Exercise description:
A single number is the answer: how many lines of the data hold "title"?

Page and application data records:
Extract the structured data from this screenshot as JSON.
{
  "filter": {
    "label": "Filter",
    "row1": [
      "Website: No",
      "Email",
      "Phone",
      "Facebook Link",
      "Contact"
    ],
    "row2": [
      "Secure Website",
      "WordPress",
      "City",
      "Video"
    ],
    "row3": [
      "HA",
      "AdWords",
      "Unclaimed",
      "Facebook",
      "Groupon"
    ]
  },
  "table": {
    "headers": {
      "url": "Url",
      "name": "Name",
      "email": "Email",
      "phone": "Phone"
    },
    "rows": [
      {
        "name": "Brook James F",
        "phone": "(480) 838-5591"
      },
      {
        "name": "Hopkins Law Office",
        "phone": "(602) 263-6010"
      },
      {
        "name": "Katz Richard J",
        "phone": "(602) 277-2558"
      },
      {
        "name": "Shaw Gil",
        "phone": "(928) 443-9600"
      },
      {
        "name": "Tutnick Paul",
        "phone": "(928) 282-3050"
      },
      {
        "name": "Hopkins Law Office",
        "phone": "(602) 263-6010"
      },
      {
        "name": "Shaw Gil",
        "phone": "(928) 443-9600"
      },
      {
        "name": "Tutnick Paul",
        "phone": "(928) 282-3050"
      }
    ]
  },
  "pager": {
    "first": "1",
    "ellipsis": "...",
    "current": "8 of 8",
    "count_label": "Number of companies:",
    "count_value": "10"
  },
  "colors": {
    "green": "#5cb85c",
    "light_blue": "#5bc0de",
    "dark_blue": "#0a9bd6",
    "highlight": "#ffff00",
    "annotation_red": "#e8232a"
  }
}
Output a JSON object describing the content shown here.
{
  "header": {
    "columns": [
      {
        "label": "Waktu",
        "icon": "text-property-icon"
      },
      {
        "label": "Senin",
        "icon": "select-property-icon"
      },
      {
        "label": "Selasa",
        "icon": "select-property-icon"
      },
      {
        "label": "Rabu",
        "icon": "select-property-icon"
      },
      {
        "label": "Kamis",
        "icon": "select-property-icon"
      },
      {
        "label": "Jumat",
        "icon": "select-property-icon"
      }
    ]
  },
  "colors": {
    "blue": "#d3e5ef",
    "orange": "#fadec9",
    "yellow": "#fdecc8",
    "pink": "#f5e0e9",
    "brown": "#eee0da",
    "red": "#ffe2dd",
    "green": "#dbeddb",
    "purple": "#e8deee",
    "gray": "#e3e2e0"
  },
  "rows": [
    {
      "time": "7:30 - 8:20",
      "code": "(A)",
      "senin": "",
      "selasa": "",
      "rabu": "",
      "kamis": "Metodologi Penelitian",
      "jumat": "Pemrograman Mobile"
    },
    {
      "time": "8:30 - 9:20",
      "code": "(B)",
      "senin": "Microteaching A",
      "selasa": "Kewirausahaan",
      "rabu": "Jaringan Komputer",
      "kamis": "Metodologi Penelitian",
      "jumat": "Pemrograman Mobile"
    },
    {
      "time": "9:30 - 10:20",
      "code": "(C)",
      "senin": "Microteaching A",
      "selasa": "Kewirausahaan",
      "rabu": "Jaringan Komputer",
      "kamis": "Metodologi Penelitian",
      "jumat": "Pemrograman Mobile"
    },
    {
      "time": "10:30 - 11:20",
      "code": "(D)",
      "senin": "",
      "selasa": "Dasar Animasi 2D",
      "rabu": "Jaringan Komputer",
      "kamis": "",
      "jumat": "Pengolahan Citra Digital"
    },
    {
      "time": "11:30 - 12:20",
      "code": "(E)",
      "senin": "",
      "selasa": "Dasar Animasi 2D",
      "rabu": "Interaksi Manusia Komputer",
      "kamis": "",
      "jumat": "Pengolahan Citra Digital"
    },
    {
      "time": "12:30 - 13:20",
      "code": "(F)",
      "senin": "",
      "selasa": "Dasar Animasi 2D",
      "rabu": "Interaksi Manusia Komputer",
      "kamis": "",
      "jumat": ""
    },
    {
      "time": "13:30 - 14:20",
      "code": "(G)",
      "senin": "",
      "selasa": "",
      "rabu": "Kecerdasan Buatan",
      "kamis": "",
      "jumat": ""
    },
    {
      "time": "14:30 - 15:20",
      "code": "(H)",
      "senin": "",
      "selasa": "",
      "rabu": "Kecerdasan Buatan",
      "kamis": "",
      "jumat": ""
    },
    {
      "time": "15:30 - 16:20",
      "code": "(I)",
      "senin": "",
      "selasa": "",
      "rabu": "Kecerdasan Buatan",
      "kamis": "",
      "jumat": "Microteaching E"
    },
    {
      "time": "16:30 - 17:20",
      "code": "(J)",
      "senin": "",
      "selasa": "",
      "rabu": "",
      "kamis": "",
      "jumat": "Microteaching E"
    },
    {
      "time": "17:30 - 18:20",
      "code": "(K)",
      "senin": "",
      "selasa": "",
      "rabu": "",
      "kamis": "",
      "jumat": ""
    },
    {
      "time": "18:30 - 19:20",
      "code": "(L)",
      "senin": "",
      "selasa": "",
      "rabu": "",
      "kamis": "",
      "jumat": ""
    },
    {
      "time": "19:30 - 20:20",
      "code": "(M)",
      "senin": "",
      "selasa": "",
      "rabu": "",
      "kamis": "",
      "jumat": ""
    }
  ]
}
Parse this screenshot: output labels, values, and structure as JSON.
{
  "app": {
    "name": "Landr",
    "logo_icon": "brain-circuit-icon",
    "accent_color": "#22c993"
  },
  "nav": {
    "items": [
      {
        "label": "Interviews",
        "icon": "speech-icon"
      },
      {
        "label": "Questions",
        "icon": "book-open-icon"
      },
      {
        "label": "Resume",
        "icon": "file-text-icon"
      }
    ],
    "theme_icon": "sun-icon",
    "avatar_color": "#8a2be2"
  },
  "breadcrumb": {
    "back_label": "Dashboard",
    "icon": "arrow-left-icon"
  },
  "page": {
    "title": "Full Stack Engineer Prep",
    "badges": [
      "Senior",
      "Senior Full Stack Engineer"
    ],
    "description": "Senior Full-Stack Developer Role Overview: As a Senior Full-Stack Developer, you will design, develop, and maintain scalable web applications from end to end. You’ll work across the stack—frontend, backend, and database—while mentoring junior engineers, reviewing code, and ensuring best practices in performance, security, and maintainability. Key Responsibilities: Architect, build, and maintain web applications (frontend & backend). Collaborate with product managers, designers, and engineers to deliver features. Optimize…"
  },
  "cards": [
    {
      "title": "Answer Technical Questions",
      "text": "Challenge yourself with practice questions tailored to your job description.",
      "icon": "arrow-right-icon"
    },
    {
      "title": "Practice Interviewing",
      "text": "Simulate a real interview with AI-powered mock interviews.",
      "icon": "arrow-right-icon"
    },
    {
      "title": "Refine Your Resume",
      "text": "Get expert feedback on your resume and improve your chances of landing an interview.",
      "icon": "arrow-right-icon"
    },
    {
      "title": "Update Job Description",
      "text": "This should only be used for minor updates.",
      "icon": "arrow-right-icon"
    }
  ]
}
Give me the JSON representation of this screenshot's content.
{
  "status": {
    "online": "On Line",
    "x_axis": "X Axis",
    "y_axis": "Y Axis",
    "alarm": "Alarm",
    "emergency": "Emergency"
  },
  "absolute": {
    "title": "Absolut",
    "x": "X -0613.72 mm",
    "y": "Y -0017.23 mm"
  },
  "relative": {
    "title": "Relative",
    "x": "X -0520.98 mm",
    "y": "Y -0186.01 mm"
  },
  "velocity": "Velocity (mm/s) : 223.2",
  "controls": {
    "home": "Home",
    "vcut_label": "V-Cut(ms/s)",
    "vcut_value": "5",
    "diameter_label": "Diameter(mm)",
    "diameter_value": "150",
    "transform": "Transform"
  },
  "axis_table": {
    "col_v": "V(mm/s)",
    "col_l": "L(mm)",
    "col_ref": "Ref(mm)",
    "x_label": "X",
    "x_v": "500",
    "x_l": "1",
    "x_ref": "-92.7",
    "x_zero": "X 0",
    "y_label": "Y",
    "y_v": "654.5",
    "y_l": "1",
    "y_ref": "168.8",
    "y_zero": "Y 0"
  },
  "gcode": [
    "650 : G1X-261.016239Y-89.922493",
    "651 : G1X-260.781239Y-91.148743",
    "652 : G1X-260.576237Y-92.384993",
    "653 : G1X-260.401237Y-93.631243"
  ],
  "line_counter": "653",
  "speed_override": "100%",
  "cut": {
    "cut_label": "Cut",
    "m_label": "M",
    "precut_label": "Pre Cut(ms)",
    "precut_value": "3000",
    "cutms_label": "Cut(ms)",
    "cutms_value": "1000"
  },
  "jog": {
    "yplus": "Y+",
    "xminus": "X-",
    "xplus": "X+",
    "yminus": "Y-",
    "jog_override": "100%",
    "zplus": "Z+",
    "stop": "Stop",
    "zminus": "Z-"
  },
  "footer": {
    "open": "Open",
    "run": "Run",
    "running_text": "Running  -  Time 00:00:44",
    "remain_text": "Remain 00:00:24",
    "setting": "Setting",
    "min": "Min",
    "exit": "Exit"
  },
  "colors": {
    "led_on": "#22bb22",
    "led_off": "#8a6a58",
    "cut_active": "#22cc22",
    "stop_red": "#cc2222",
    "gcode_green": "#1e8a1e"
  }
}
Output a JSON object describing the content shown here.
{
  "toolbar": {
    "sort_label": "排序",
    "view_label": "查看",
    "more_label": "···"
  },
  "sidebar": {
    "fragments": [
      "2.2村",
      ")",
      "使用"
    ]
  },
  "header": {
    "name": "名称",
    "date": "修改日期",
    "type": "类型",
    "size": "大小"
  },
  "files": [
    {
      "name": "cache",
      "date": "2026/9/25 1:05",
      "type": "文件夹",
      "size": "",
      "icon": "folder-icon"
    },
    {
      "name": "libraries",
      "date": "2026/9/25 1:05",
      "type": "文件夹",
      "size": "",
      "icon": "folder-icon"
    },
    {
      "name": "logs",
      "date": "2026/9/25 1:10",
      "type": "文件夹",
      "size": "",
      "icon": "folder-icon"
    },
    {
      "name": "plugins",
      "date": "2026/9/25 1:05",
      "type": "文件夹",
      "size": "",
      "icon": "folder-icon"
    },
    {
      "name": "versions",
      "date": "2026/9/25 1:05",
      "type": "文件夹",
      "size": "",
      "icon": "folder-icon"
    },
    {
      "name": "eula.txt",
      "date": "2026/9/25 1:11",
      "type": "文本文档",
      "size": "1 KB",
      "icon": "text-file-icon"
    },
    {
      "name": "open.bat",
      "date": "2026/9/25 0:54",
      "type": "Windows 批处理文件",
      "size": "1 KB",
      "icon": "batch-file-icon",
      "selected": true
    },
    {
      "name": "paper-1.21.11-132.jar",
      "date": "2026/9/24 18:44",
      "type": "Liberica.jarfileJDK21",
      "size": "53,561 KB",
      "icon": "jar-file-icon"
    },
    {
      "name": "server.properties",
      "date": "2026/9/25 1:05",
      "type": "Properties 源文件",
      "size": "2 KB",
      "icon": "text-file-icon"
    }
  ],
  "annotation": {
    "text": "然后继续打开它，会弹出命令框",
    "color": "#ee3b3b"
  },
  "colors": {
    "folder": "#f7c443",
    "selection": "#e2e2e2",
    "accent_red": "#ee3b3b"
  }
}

Answer for the task:
7